The seven-member board voted unanimously to maintain the benchmark rate at 4.5 percent, central bank Governor Jose Dario Uribe told reporters Friday in Bogota after the meeting. The decision was forecast by all 31 analysts surveyed by Bloomberg.
“The Colombian economy is adjusting to the new external conditions in an environment of lower consumption and investment growth,” Uribe said, reading the policy statement. “Faster inflation is explained manly by the increase in food prices and, to a lesser extent, by the impact of the peso’s devaluation.
A surge in inflation and the widest current account gap in more than a decade are preventing policy makers from acting to reverse a slowdown in growth caused by lower oil prices. The central bank will hold rates for the rest of the year as it gauges the depth of the slowdown, said Camilo Perez, chief economist at Banco de Bogota, who correctly forecast today’s decision.
‘‘The current account deficit is wide, so they can’t cut,” Perez said in response to emailed questions. “It would be a mistake to raise rates, because the economy is weak and there is uncertainty over the scale of the deceleration.
The current account deficit last year widened to 5.2 percent of gross domestic product, the most in more than a decade, as prices slumped for crude, Colombia’s biggest export. Finance Minister Mauricio Cardenas and central bank co-director Ana Fernanda Maiguashca have both cited the deficit as an argument against cutting rates.
Annual inflation accelerated to 4.64 percent in April, the highest rate after Brazil among the region’s major inflation-targeting economies. Policy makers have repeatedly said that faster consumer price increases are being driven by temporary increases in food and import costs.
Inflation will slow to 3.19 percent by the end of 2016, according to the most recent central bank survey of economists. Policy makers try to keep expected price increases ‘‘anchored” close to the inflation target, since these play a role in price-setting decisions and wage negotiations. Colombia targets inflation of 3 percent, plus or minus one percentage point.
In its quarterly inflation report published May 8, the central bank forecast that the economy will grow 3.1 percent or 3.2 percent this year, down from a previous forecast of 3.6 percent. That would be the nation’s weakest expansion since 2009, while outpacing the 0.9 percent growth that the International Monetary Fund forecasts for Latin America and the Caribbean as a whole.
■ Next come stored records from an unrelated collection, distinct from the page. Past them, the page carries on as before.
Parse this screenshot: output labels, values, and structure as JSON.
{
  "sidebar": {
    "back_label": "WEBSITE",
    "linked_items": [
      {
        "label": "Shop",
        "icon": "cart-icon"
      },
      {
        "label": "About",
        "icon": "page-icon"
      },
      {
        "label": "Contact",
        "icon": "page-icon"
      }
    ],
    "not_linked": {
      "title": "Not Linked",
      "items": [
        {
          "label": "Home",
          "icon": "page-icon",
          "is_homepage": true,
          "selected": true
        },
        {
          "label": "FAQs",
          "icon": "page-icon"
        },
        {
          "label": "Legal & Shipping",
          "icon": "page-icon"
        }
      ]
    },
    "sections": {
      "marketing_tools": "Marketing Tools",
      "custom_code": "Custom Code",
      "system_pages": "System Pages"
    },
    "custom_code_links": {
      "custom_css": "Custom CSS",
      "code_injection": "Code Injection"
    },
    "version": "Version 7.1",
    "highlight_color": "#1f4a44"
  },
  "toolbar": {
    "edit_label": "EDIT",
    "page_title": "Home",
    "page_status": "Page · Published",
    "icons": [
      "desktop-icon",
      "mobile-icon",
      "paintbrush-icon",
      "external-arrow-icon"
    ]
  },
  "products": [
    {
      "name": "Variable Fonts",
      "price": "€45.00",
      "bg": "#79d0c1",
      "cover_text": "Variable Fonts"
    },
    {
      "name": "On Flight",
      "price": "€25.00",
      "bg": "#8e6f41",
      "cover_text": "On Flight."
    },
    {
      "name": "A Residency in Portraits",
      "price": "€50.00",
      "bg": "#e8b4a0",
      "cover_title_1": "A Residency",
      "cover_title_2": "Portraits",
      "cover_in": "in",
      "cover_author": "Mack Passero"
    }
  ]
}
The peso has weakened 24 percent over the last year, the biggest drop after the Russian Ruble and the Brazilian Real among major emerging market currencies.